Where does the word "Create" show up in the data? Please find each such line and copy it.
^^^^^^^^
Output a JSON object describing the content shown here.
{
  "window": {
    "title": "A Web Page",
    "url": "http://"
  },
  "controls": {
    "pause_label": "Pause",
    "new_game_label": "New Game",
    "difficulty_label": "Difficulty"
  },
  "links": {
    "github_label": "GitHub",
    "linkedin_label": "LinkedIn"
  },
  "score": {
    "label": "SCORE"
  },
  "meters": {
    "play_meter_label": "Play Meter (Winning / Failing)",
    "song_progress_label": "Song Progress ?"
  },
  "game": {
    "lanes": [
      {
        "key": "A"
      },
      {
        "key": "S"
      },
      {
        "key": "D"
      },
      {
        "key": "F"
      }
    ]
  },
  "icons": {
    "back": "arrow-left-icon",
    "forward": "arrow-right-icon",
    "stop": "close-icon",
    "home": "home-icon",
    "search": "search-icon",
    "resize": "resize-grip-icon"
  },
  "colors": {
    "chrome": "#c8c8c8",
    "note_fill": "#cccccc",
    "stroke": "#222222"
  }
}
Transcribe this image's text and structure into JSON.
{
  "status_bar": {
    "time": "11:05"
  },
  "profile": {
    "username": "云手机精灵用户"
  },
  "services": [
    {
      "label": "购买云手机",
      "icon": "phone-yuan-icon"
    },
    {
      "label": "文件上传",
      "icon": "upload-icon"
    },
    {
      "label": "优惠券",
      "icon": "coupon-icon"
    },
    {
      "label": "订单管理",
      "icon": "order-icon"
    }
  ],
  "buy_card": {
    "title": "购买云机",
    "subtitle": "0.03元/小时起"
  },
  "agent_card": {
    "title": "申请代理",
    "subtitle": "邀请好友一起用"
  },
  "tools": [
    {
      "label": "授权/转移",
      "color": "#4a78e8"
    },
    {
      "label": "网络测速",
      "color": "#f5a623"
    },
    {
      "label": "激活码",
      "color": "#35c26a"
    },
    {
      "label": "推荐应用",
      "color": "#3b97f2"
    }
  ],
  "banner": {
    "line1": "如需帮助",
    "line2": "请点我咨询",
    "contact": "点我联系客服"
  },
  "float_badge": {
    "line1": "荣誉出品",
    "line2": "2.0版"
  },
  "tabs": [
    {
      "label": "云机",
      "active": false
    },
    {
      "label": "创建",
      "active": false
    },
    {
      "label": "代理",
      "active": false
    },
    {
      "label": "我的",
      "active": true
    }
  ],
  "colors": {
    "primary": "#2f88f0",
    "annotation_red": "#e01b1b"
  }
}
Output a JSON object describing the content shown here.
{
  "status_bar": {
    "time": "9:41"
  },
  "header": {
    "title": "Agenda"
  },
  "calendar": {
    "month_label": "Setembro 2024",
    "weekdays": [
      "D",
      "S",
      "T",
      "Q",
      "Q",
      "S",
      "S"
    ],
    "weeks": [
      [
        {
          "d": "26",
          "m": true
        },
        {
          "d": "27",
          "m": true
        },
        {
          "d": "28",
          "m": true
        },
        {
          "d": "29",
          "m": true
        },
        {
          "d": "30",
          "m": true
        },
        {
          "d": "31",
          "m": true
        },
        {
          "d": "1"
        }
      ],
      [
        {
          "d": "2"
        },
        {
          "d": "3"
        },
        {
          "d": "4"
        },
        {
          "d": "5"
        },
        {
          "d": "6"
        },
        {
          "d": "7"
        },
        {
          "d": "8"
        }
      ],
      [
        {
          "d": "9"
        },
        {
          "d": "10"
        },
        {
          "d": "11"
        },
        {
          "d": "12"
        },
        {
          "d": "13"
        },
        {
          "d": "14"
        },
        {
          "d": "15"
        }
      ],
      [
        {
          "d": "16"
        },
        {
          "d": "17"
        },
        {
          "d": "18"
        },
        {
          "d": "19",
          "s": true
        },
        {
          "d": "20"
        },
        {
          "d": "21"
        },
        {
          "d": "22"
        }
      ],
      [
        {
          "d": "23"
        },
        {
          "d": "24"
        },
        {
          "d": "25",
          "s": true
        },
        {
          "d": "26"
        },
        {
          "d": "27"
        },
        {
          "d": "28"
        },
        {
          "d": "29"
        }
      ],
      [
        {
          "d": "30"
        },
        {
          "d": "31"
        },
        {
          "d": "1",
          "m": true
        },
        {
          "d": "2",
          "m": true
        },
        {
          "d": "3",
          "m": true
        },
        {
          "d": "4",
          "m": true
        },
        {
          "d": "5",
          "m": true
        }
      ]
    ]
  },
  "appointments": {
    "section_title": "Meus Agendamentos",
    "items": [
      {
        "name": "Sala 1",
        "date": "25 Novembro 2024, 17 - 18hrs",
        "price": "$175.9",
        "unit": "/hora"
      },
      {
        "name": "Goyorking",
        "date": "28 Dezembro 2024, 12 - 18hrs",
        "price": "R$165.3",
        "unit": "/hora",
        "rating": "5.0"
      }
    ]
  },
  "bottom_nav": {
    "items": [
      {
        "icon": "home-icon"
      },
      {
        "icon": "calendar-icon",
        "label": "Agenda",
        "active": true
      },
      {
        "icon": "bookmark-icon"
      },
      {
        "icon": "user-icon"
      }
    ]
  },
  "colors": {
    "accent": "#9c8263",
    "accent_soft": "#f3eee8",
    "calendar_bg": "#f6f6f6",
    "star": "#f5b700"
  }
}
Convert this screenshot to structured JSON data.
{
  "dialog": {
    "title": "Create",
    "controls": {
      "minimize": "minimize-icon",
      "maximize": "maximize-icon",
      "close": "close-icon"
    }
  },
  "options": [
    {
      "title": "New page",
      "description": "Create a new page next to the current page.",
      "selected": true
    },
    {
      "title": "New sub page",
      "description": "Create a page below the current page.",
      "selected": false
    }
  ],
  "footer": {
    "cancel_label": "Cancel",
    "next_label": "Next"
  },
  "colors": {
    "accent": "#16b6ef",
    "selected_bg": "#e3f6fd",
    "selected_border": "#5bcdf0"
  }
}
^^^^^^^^
▸ **TASK OUTPUT**:
    "title": "Create",
      "description": "Create a new page next to the current page.",
      "description": "Create a page below the current page.",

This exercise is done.